> [TRY IT]:
Using the data beneath, show every line that includes the word "nRepeater".

Data about app and page elements

Content starts

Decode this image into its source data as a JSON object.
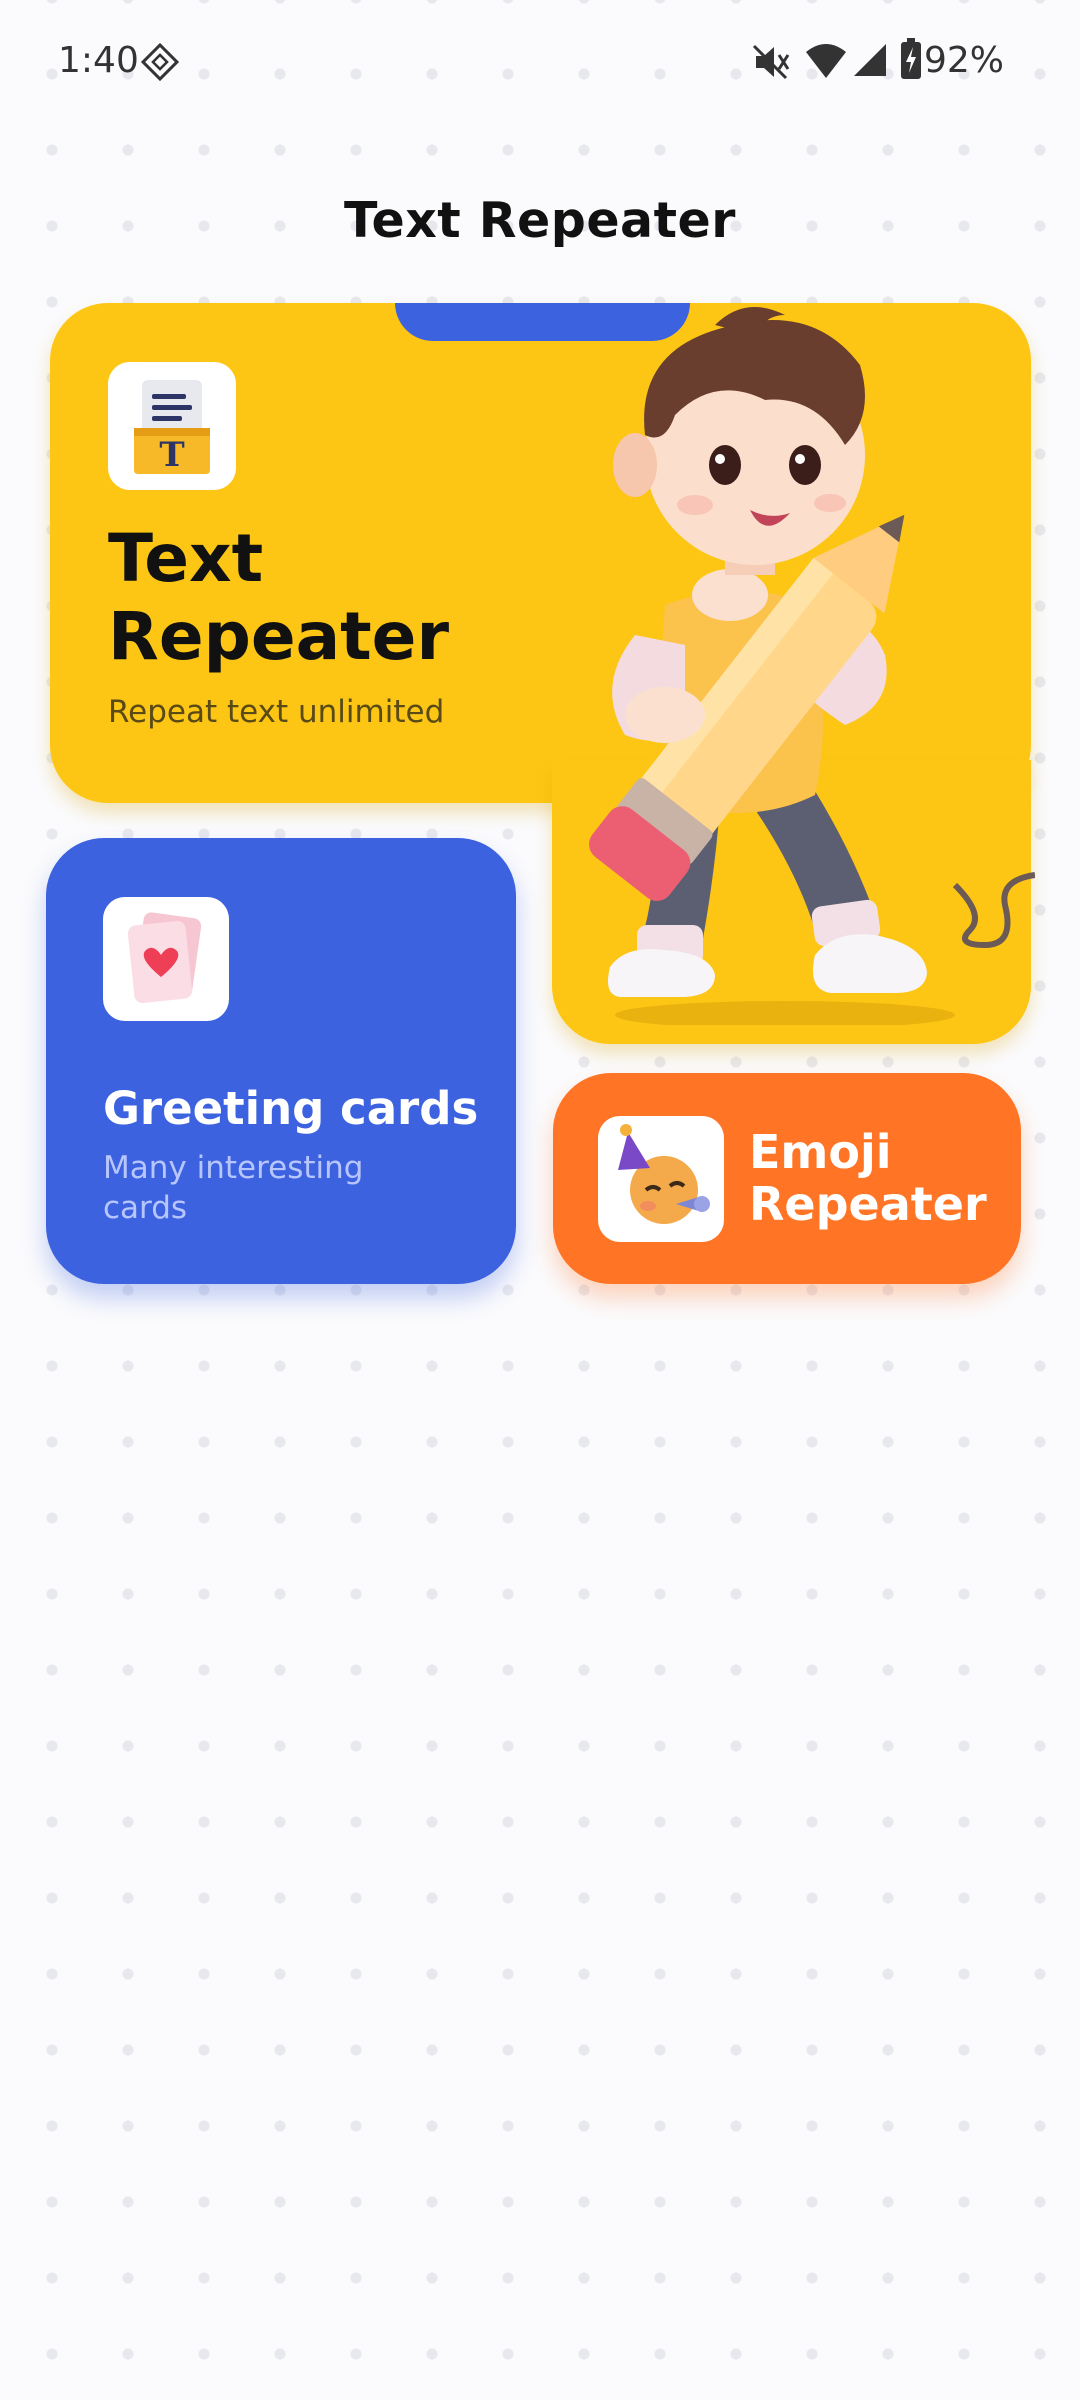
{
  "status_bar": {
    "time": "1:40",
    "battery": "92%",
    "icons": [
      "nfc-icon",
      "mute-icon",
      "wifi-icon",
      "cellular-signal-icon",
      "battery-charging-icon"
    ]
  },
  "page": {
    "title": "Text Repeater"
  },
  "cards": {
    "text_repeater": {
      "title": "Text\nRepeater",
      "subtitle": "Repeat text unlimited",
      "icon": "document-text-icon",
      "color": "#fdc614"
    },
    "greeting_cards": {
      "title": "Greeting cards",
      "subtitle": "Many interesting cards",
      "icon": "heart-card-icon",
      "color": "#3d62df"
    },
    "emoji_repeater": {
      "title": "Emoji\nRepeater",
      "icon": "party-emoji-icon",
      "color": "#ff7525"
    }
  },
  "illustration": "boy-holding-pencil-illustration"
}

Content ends
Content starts

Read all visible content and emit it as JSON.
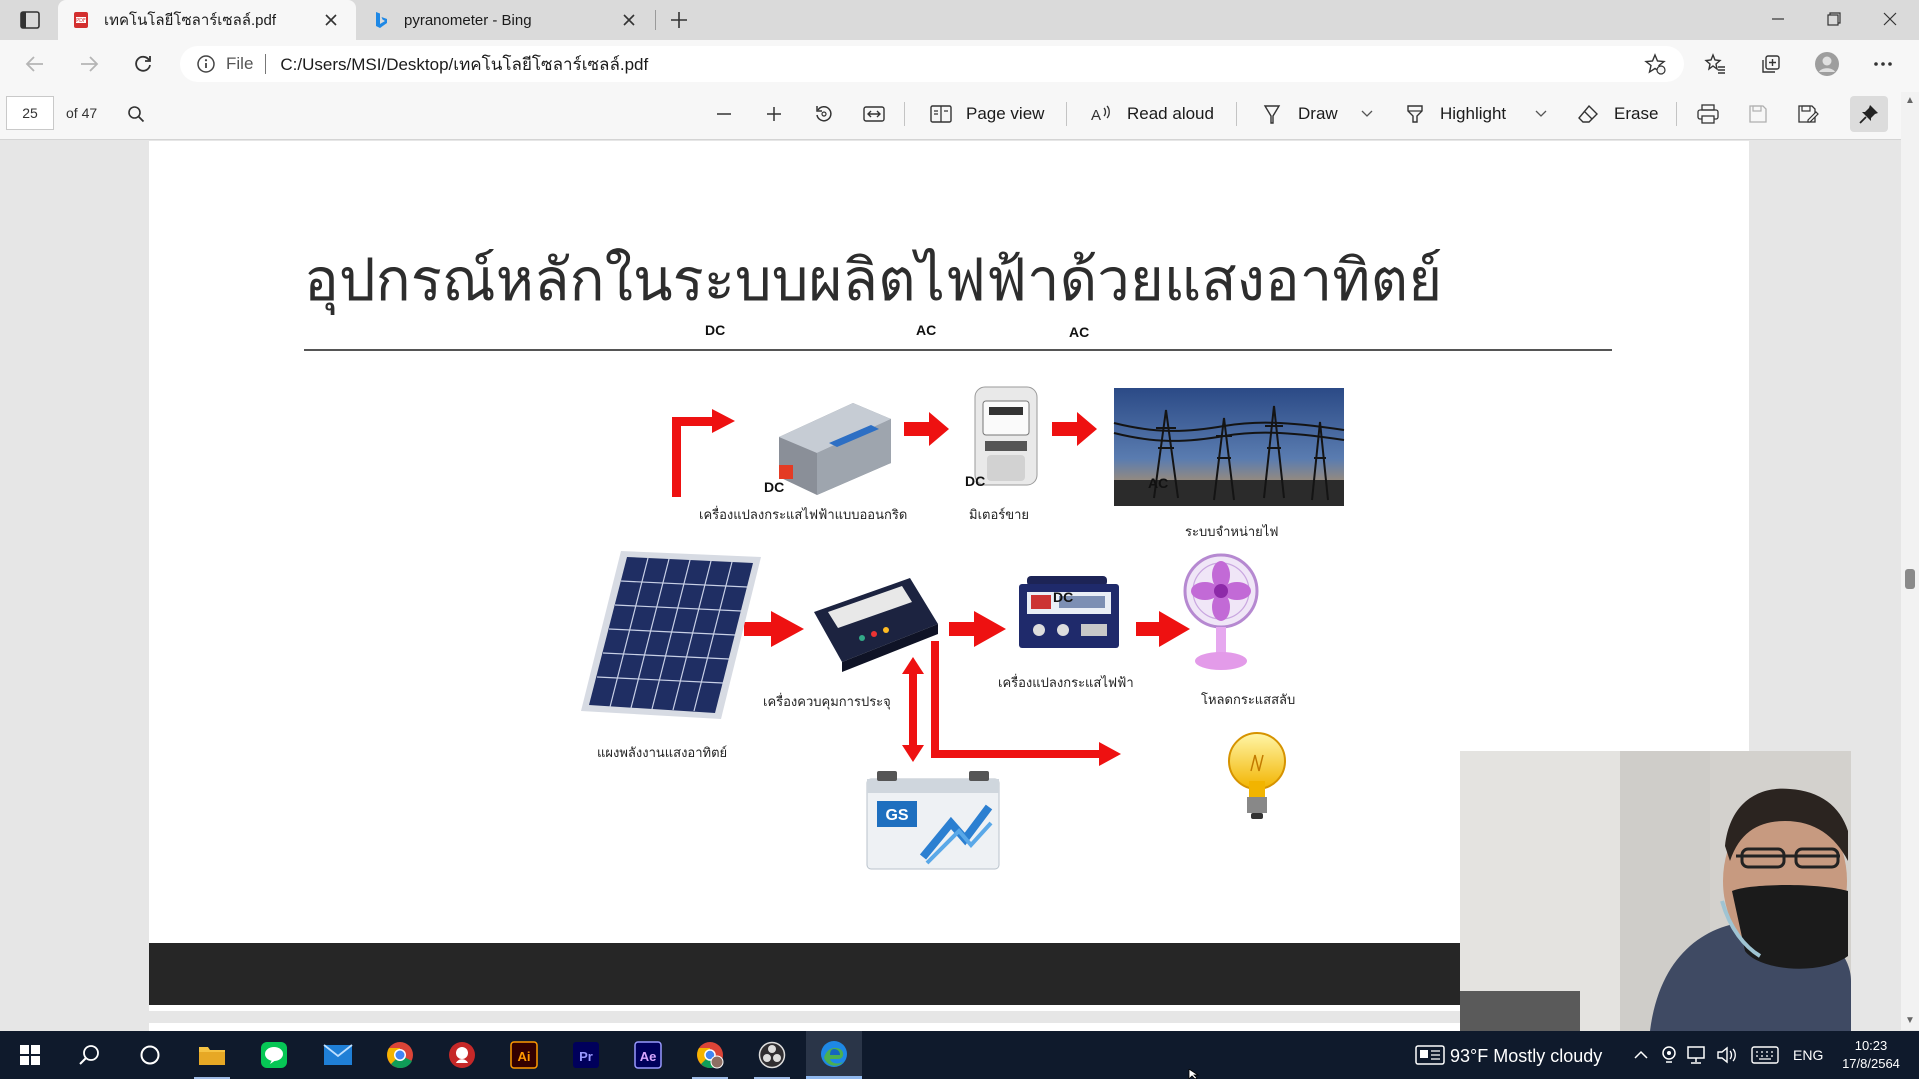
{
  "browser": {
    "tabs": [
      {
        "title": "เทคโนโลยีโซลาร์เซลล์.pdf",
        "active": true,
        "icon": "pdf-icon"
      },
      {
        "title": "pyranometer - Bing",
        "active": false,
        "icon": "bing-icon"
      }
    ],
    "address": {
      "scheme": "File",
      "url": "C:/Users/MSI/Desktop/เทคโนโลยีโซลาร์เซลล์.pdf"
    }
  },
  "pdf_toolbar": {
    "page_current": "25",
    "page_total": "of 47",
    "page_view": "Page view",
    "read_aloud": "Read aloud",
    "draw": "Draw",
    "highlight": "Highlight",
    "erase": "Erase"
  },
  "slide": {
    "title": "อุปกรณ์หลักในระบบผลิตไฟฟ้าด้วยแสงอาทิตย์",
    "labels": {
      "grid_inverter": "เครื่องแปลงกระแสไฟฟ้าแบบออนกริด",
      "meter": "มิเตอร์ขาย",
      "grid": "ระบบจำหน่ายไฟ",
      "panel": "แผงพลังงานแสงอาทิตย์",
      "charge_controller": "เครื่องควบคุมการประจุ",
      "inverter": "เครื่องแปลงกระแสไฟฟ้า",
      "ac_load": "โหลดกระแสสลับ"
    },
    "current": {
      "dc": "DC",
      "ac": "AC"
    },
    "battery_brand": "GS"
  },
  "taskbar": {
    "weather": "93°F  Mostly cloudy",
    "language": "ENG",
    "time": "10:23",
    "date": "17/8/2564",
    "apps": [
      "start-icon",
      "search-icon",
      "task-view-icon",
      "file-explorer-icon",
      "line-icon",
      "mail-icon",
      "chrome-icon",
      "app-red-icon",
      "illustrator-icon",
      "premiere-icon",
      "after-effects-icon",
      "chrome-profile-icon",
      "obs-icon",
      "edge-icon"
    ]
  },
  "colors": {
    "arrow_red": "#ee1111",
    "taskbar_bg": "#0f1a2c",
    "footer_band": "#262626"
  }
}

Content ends

> [SOLUTION BELOW]:
      "title": "Text\nRepeater",
      "title": "Emoji\nRepeater",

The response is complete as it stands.